The plant has pairs of leaves which are fleshy with a consistency of lettuce. The flowers are small and white with 5 petals although it looks like 10 with the deep lobes. It flowers from February to November.


Cats Ear - Hypochaeris radicata


Cats EarCats Ear is a perennial weed with a deep taproot. It is very common and can be a major problem on lawns throughout in the UK as it will tolerate close mowing.

The leaves look very much like a stunted dandelion and are often close to the soil. The plant flowers throughout the summer with the long stems producing one or two bright yellow flowers.

This plant is found more often on drier soils.


Creeping Cinquefoil - Potentilla reptans


Creeping CinquefoilCreeping Cinquefoil is a perennial weed, more common on neglected lawns and turf in the UK. It is rarely a problem on well maintained lawns. It spreads by creeping stems which root at intervals.


The leaves are distinctive with five different segments with toothed edges. The flowers are yellow, again with five large fleshy petals which are visible from June to October.


Greater Plantain - Plantago major


Greater PlantainGreater Plantain is a common weed on all types of lawn throughout the UK It has a deep root system making it drought resistant and the flat rosette of substantial leaves, kills the grass underneath.


Slender Speedwell - Veronica filiformis


Slender SpeedwellSlender Speedwell is a perennial weed which can be a persistent problem on lawns throughout the UK. It spreads by both underground and over ground runners.

Control can be achieved with current chemicals but this needs correct timing and adjuvants.

Slender Speedwell is more of a problem in closely mown turf than Germander Speedwell.


Germander Speedwell - Veronica chamaedrys


Germander SpeedwellGermander Speedwell is a perennial weed also known as Bird's-eye Speedwell. The leaves are kidney shaped and have prominent veins. The flowers can be seen between mid to late June.

Germander Speedwell can survive in all soil types but it is most common in damper conditions.


Lesser Celandine - Ranunculus ficaria


Lesser CelandineLesser Celandine is usually one of the most prominent weeds seen early in the spring. The flower is one of the first to show among lawn weeds but the plant soon disappears as the weather warms up.


This is difficult to control in a permanent sense as it needs to be hit early each year to weaken it. More commonly found in darker shady areas.


The leaves are fleshy and dark green, very easily recognised.


Ribwort Plantain - Plantago lanceolata


Ribworth PlantainVery similar to greater plantain in habit and location, albeit the leaves are long and thin.

This plant is very drought tolerant and it can cause unsightly patches, easy however to remove using the correct selective herbicides.


Doves-Foot Cranesbill - Geranium molle


Doves-Foot CranesbillDoves-foot cranesbill is an annual plant which is a geranium, it prefers dry soils and is common on lawns throughout the UK.

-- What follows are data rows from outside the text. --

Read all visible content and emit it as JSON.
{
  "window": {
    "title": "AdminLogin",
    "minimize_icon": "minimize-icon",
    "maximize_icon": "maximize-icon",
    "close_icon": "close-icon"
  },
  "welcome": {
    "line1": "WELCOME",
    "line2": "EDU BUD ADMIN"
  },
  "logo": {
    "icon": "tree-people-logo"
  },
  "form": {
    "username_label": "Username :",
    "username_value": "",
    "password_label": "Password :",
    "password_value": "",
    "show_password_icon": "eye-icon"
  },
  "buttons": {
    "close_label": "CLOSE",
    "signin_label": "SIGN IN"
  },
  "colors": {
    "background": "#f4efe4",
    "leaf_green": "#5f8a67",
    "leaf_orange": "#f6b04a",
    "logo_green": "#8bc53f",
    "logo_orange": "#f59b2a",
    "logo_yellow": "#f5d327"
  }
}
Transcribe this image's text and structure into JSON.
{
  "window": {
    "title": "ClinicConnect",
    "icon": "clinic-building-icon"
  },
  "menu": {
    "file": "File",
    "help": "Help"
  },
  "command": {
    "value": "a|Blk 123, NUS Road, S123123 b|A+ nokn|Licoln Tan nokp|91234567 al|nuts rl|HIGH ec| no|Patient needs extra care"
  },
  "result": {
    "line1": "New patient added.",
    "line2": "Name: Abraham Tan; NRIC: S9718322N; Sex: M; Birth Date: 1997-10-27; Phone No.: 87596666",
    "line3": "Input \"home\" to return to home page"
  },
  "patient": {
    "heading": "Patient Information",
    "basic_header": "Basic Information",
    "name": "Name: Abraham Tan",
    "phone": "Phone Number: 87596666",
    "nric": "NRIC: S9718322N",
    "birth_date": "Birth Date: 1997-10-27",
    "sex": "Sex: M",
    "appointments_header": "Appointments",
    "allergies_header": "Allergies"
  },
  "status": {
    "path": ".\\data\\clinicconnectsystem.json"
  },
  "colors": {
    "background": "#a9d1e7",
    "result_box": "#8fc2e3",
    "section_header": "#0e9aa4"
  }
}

The flowers are a pretty pink or red and commonly seen in late spring and summer.


Red Clover - Trifolium pratense


Red CloverRed Clover is a perennial weed found on all types of lawn lawns throughout in the UK.


Being larger than white clover, it is more noticeable in lawns as it tends to grow more upright, hence it is more noticeable.


The flowers and leaves are larger than those of white clover. Red Clover flowers from May to October.


Common Ragwort - Senecio jacobaea


Common RagwortRagwort is rarely a problem on fine lawns but is more common on low maintenance and neglected lawns.

It is a biennial weed meaning that it produces lots of leaf in year one with the aim to produce a significant number of flowers in year two.

It is not difficult to control in lawns.


Broad-Leaved Dock - Rumex obtusifolius


Broad-Leaved DockBroad-leaved dock is a perennial weed most commonly found in neglected lawns and rough grassland.

The plants have very deep tap roots enabling them to survive drought and poor nutrition soil types.

Permanent control is not complicated provided that the timing of herbicide application is correct.



If you would like to discuss weed infestation in your garden, sports surface or recreational ground, please contact us to arrange an informal visit. Alternatively read our latest news, find out more about us or sign up for our email newsletter.


Author: Colin Peters